▶ _Material supplied_:
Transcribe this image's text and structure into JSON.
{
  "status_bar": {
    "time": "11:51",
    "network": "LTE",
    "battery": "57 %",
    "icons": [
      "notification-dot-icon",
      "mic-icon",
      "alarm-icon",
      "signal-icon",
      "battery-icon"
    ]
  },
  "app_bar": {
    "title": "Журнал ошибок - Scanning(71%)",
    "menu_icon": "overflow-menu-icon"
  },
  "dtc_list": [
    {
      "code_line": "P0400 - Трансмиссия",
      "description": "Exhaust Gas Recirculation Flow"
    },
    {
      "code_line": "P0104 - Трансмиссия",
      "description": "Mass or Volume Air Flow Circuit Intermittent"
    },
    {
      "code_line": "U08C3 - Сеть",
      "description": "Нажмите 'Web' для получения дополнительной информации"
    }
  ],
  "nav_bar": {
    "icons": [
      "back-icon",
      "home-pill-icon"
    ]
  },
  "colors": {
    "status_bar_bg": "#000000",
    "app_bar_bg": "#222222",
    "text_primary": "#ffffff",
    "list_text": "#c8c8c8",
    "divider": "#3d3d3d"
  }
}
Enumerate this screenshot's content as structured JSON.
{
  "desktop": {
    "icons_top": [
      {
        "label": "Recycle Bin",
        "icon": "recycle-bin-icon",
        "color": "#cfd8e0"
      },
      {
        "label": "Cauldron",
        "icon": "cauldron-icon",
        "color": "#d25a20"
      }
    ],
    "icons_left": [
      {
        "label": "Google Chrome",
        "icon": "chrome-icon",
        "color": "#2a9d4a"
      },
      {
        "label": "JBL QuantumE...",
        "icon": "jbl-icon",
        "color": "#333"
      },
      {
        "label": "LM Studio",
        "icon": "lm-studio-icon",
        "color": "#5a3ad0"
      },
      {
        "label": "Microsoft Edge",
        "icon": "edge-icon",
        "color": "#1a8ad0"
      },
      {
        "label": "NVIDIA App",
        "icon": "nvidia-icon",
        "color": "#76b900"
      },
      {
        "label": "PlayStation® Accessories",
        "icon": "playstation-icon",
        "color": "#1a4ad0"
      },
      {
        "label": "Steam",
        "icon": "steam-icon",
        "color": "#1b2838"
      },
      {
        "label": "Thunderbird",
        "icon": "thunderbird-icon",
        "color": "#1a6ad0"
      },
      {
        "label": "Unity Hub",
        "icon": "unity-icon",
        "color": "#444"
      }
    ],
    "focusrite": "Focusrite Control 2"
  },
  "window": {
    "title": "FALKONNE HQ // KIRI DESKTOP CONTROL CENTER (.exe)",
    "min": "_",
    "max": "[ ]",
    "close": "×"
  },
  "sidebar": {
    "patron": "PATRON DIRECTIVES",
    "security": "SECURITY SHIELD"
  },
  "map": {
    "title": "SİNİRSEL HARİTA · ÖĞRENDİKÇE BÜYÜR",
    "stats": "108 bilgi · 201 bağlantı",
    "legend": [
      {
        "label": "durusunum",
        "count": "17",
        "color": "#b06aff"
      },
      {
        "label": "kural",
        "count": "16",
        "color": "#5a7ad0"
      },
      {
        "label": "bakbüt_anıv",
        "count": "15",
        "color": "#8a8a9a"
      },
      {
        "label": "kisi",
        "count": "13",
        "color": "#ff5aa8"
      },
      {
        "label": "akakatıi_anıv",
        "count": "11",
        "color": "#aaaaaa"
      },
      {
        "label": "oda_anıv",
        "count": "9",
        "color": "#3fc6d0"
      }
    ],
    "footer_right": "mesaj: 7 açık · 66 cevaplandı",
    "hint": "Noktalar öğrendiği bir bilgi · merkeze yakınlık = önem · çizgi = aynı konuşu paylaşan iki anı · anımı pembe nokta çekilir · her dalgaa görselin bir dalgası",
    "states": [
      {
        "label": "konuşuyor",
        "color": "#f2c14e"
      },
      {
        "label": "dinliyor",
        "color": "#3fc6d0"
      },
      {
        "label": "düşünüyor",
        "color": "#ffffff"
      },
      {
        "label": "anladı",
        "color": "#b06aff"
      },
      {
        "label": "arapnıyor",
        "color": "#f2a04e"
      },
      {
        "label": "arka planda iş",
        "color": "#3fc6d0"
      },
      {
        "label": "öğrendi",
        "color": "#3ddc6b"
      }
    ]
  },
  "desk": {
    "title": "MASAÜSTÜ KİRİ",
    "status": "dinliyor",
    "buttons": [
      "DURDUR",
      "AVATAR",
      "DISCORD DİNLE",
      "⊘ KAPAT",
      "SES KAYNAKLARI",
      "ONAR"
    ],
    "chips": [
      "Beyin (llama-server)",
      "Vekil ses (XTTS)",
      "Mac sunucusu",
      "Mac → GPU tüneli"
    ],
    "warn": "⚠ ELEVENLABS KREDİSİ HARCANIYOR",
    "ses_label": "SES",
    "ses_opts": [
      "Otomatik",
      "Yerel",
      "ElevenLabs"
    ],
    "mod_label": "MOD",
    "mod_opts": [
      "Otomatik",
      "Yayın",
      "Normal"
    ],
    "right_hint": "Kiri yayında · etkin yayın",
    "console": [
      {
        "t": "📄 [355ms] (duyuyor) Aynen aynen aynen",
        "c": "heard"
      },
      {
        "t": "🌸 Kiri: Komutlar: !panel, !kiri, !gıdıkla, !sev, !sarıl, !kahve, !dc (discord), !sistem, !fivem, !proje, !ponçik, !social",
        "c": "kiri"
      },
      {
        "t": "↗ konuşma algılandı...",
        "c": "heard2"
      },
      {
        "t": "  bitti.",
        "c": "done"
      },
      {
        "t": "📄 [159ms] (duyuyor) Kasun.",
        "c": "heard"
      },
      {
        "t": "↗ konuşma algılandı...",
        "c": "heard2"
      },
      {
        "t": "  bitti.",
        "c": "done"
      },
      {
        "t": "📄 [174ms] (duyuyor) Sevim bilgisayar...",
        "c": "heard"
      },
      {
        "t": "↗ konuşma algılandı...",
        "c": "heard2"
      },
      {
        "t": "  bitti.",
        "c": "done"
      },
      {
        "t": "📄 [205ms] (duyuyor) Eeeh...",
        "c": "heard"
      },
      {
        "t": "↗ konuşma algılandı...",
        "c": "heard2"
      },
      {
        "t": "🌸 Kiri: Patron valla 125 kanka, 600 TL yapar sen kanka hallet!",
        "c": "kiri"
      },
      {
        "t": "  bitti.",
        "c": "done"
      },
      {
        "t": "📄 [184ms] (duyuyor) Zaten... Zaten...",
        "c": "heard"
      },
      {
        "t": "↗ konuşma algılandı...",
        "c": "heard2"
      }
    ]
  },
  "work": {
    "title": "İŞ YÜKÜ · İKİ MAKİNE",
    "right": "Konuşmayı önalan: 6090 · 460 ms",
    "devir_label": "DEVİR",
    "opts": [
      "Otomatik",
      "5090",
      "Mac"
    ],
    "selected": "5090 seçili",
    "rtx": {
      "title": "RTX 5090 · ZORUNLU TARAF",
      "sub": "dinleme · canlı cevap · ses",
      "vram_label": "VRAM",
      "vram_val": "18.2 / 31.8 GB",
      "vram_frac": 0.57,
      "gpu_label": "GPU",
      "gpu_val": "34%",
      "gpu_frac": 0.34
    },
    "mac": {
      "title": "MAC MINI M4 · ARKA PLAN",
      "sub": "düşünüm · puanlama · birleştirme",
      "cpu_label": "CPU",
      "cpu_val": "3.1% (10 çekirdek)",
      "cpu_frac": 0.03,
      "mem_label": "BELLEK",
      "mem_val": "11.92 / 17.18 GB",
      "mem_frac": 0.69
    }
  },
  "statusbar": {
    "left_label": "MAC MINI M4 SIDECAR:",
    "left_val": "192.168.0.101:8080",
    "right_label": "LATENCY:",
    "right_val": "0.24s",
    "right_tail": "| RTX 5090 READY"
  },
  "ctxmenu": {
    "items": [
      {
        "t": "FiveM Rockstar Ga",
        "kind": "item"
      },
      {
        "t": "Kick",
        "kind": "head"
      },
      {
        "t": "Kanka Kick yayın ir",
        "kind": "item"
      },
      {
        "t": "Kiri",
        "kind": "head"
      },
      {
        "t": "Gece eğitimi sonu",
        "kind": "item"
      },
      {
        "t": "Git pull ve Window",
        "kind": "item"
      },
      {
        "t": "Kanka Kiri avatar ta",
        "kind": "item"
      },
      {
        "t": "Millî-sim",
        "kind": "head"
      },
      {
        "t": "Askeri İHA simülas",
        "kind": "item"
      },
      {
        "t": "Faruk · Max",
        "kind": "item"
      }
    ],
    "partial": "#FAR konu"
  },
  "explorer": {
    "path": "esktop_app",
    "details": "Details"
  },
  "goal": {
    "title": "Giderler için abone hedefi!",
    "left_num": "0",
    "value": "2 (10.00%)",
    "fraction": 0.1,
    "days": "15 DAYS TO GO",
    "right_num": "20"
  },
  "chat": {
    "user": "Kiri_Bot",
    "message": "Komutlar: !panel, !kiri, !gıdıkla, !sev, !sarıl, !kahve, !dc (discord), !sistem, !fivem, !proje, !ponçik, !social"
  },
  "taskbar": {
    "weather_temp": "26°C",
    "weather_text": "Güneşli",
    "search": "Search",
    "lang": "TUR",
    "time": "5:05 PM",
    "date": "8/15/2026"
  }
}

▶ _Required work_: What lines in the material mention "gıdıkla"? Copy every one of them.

▶ _Solution below_:
        "t": "🌸 Kiri: Komutlar: !panel, !kiri, !gıdıkla, !sev, !sarıl, !kahve, !dc (discord), !sistem, !fivem, !proje, !ponçik, !social",
    "message": "Komutlar: !panel, !kiri, !gıdıkla, !sev, !sarıl, !kahve, !dc (discord), !sistem, !fivem, !proje, !ponçik, !social"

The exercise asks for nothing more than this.